Since the colonization of America, there have been tensions and confrontations between white settlers and Native Americans over territory and civilization. President Andrew Jackson signed the Indian Removal Act in 1830, allowing him to communicate with Native American tribal leaders in order to negotiate their voluntary relocation to Federal reservations west of the Mississippi River. When several tribes refused to relocate, the conflict turned violent and was conducted through the use of militias and military force. Due to this violent conflict and the subsequent relocation of hundreds of thousands of Native Americans, relations between Native Americans and the United States Government have since been strained. Native Americans continually experience higher rates of poverty, fewer opportunities for educational advancement, higher rates of physical and mental illness, as well as general discrimination through social systems and policy. Strained relationships, societal, and economic opportunities have weakened and are less readily available to Native Americans, all factors that can be traced back to the Indian Removal Act.
History of the Indian Removal Act
The original intention of the Indian Removal Act was to relocate five Indian tribes - the …show more content…

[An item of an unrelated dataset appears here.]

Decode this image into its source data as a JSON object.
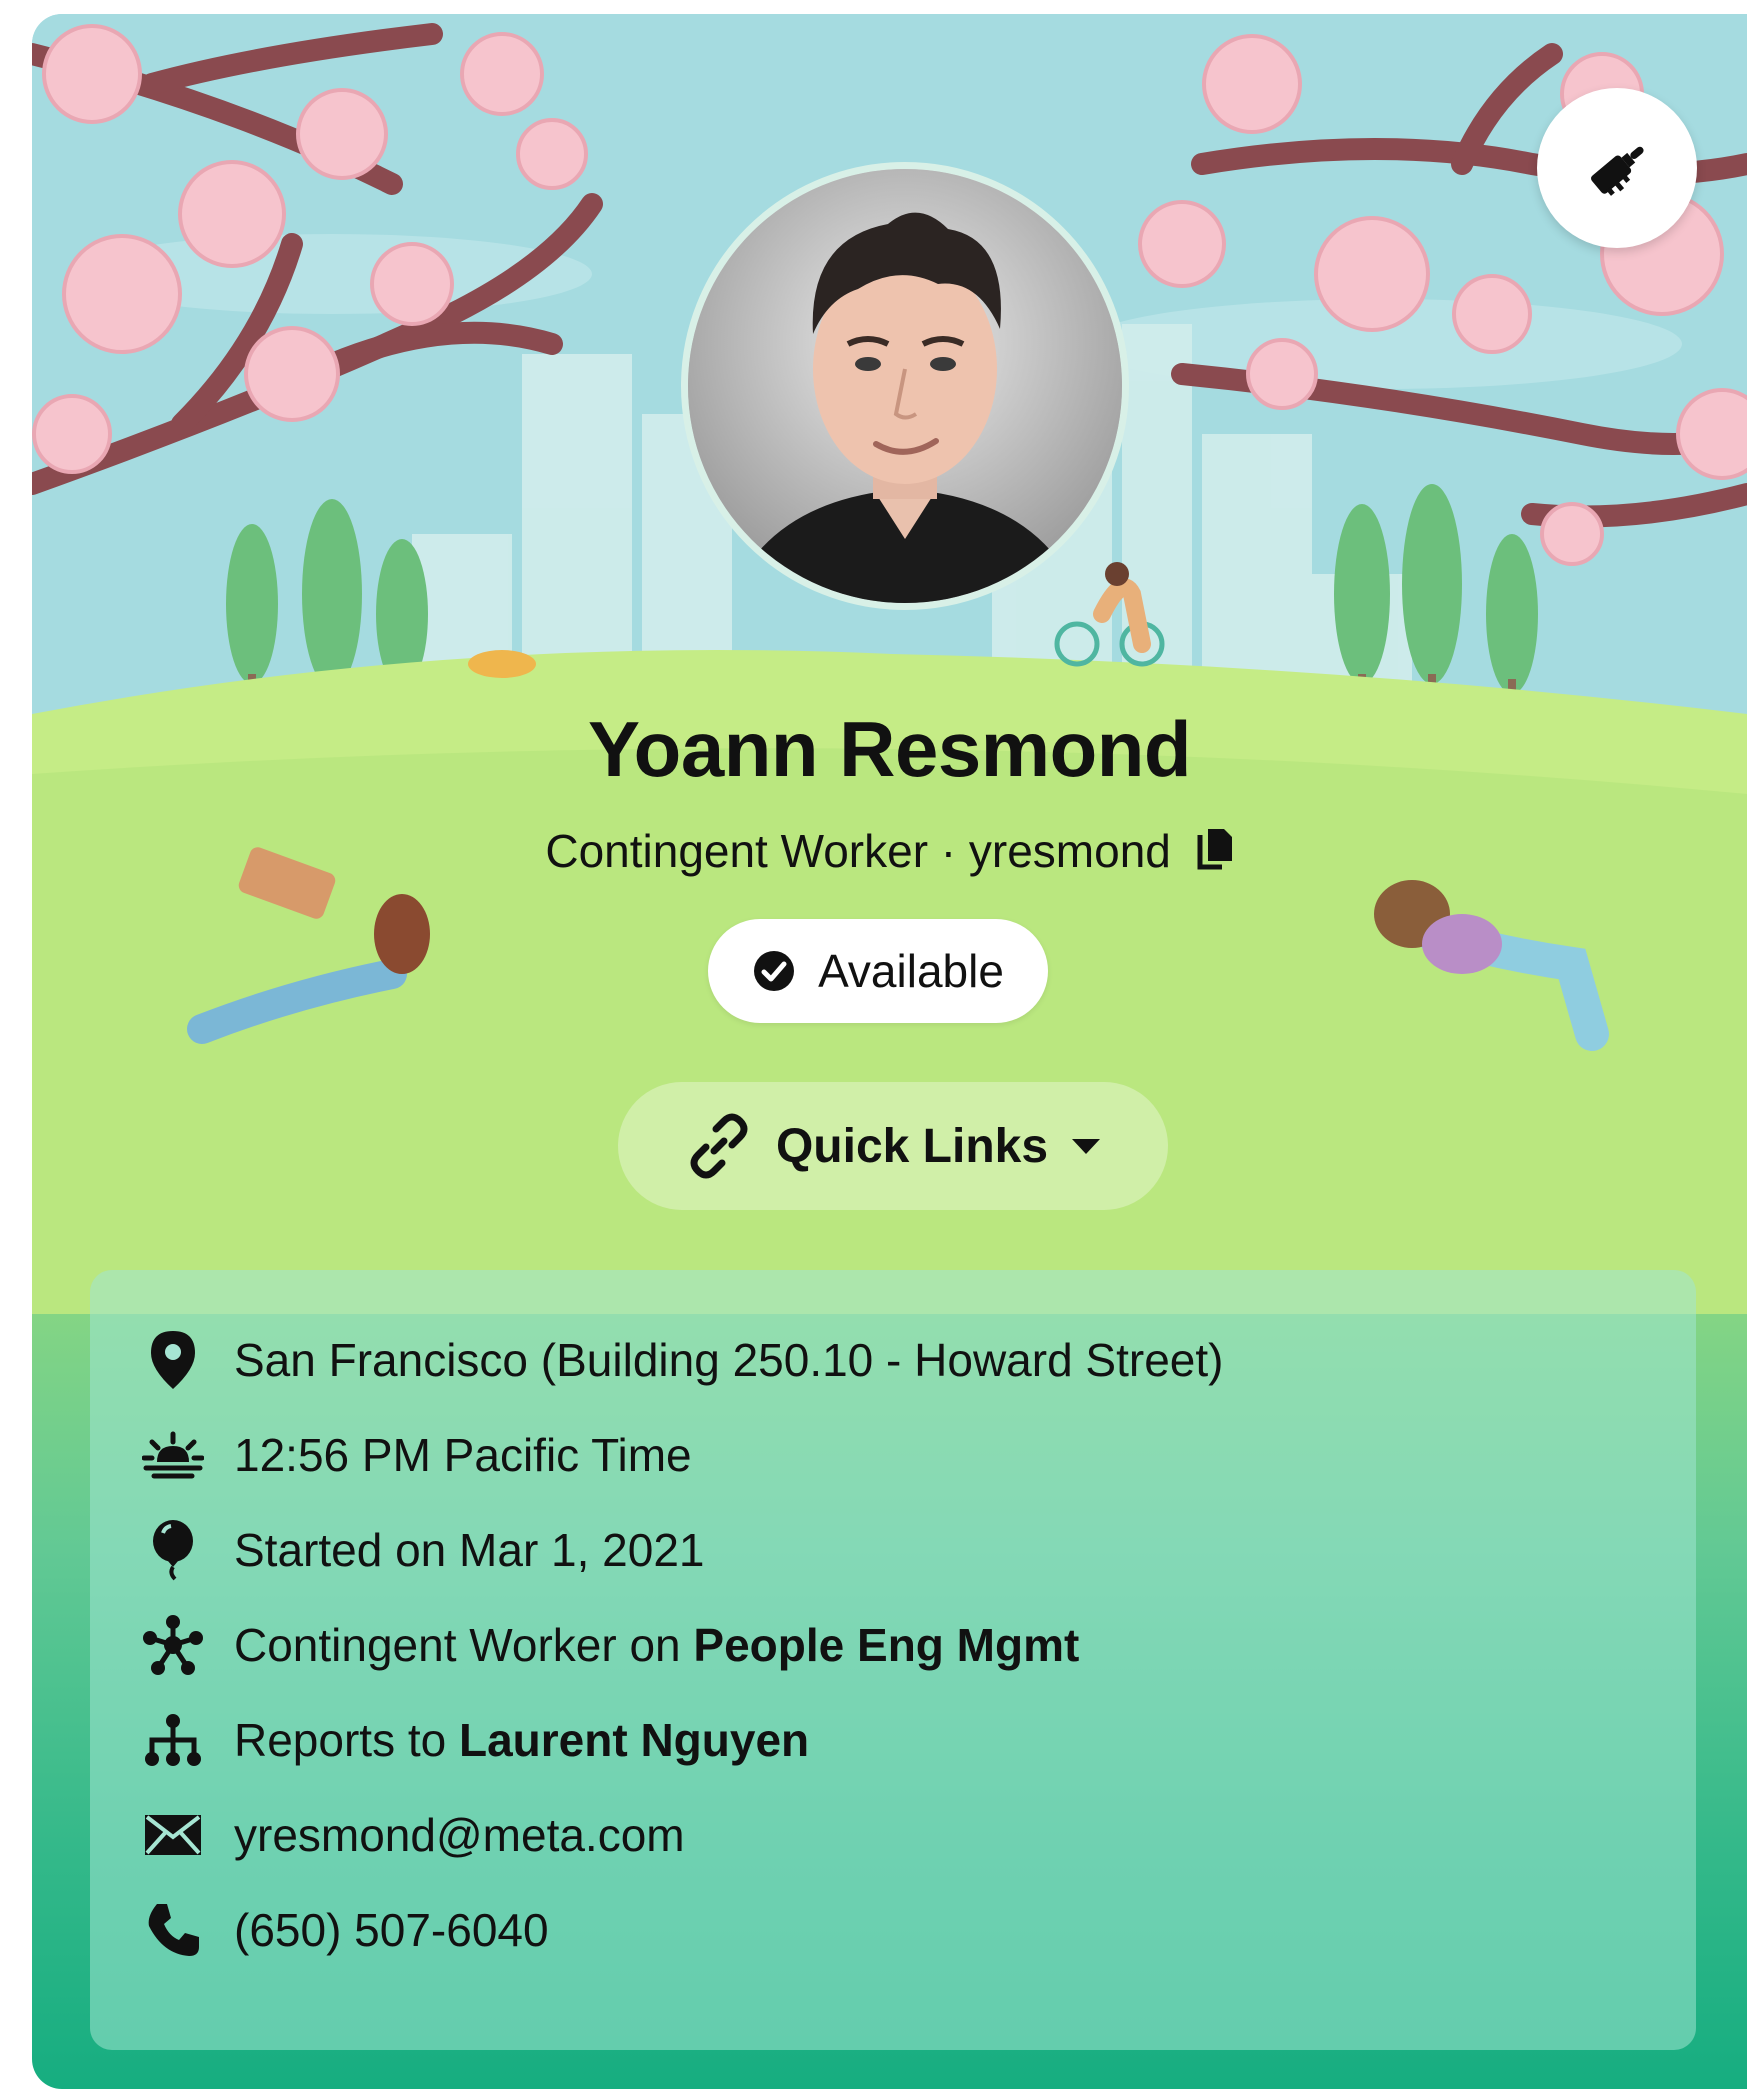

It is very difficult to prove racism as a driving factor of an issue, but when reading Jackson’s address to Congress regarding the issue of Indian removal, it is evident that there was prejudice and discrimination present in this context. Jackson calls the Indians “savage hunters”, impediments to “white settlement”, and hopes that they will “cast off their savage habits and become an interesting, civilized, Christian community.” Throughout Jackson’s address, it is clear that he believes Colonial settlements and cities are more important to the nation than any Indian matters, and he attempts to lessen the severity of an enormous relocation